(One wonders whether the continual interest in creating a new Department of Medicaid independent of the N.C. Department of Health and Human Services had anything to do with embattled DHHS Secretary Wos stepping down recently.)
The Senate also proposes creating a Joint Legislative Oversight Committee on Medicaid (“LOC on Medicaid”).
But creating the DOM and using new PLEs to handle the provision of Medicaid services is not the whole story. Perhaps unwilling to jump entirely into a new delivery system managed by a wholly new state agency, the Senate bill would keep LME/MCOs for mental health services in place for at least another five years. Private contractor MCOs would also operate alongside the PLEs. The North Carolina Medicaid Choice coalition, a group which represents commercial MCOs in connection with the Medicaid reform process, is pleased.
One very interesting item that the Senate has included in its proposed legislation is the following requirement: “Small providers shall have an equal opportunity to participate in the provider networks established by commercial insurers and PLEs, and commercial insurers and PLEs shall apply economic and quality standards equally regardless of provider size or ownership.” You can thank Senator Joel Ford of Mecklenburg County for having sponsored this amendment to the Senate version of House Bill 372.
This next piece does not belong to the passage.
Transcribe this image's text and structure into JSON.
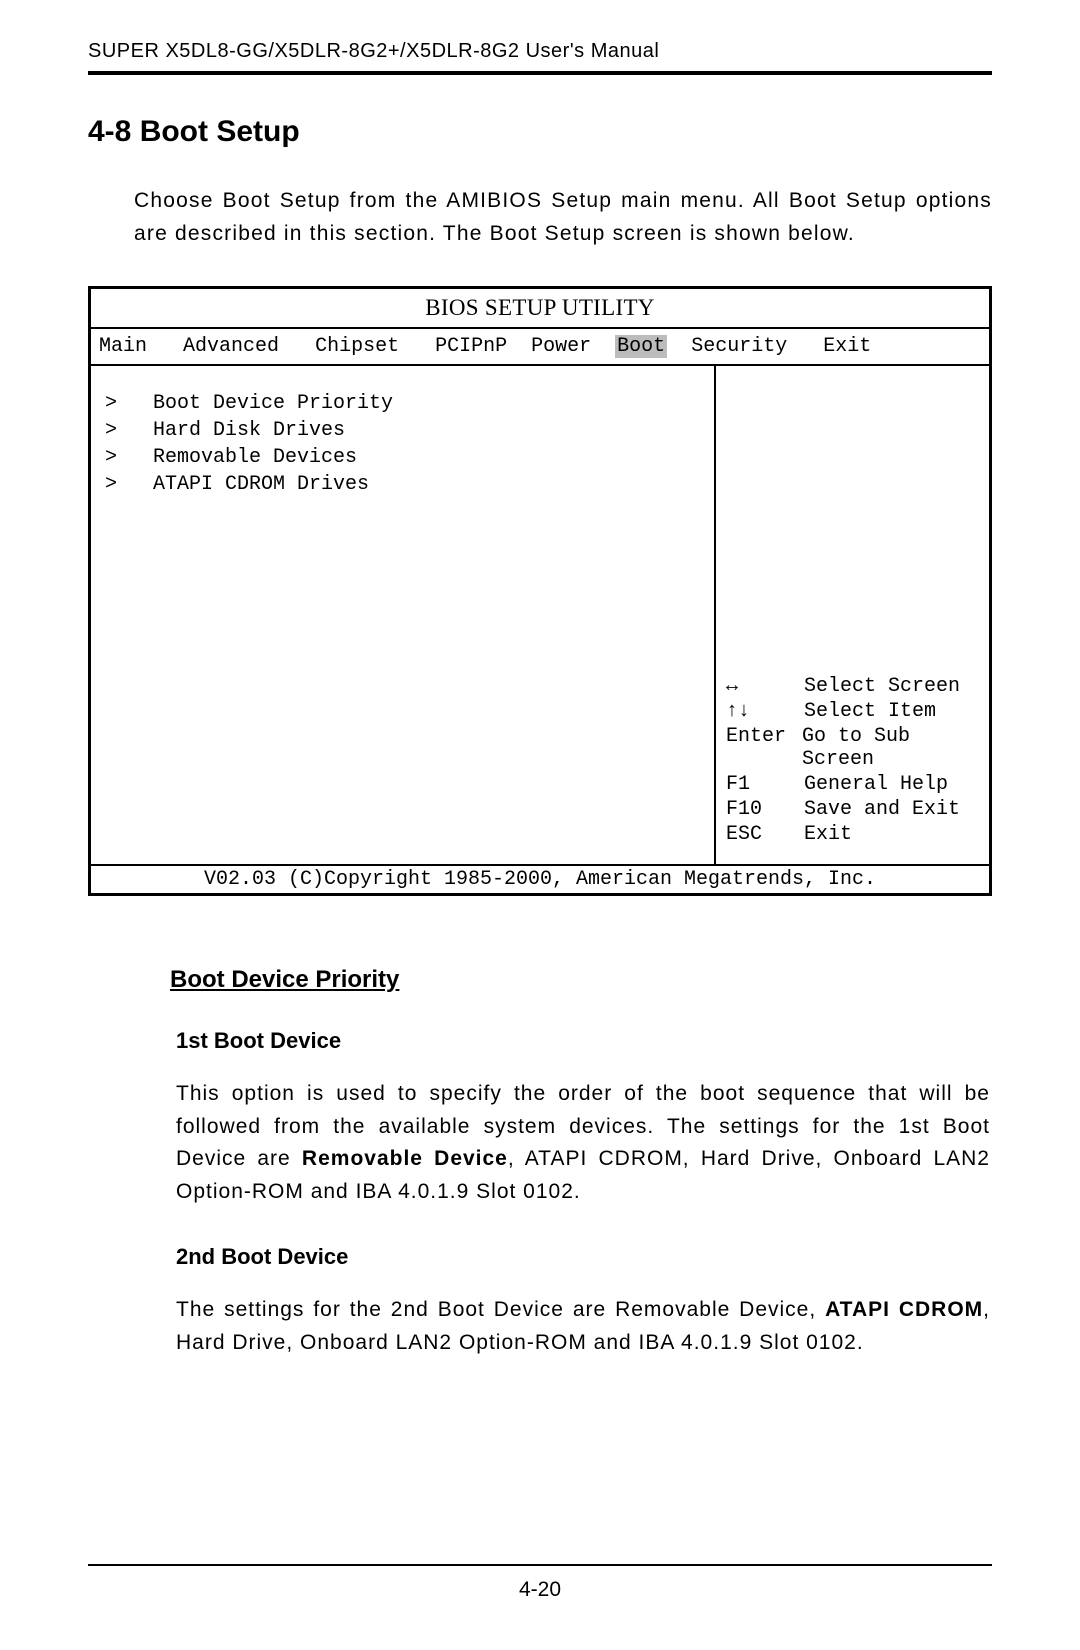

By pulling the Medicaid reform proposal out of the budget bill, the matter appears headed for further negotiation between the House and the Senate to see if the two can agree this year, unlike last year.
By legislative standards, that counts as forward progress… Here come the legislative discussion committees to hash it out more between the two chambers. We will keep a close eye on the proposals as they continue to evolve.
By Robert Shaw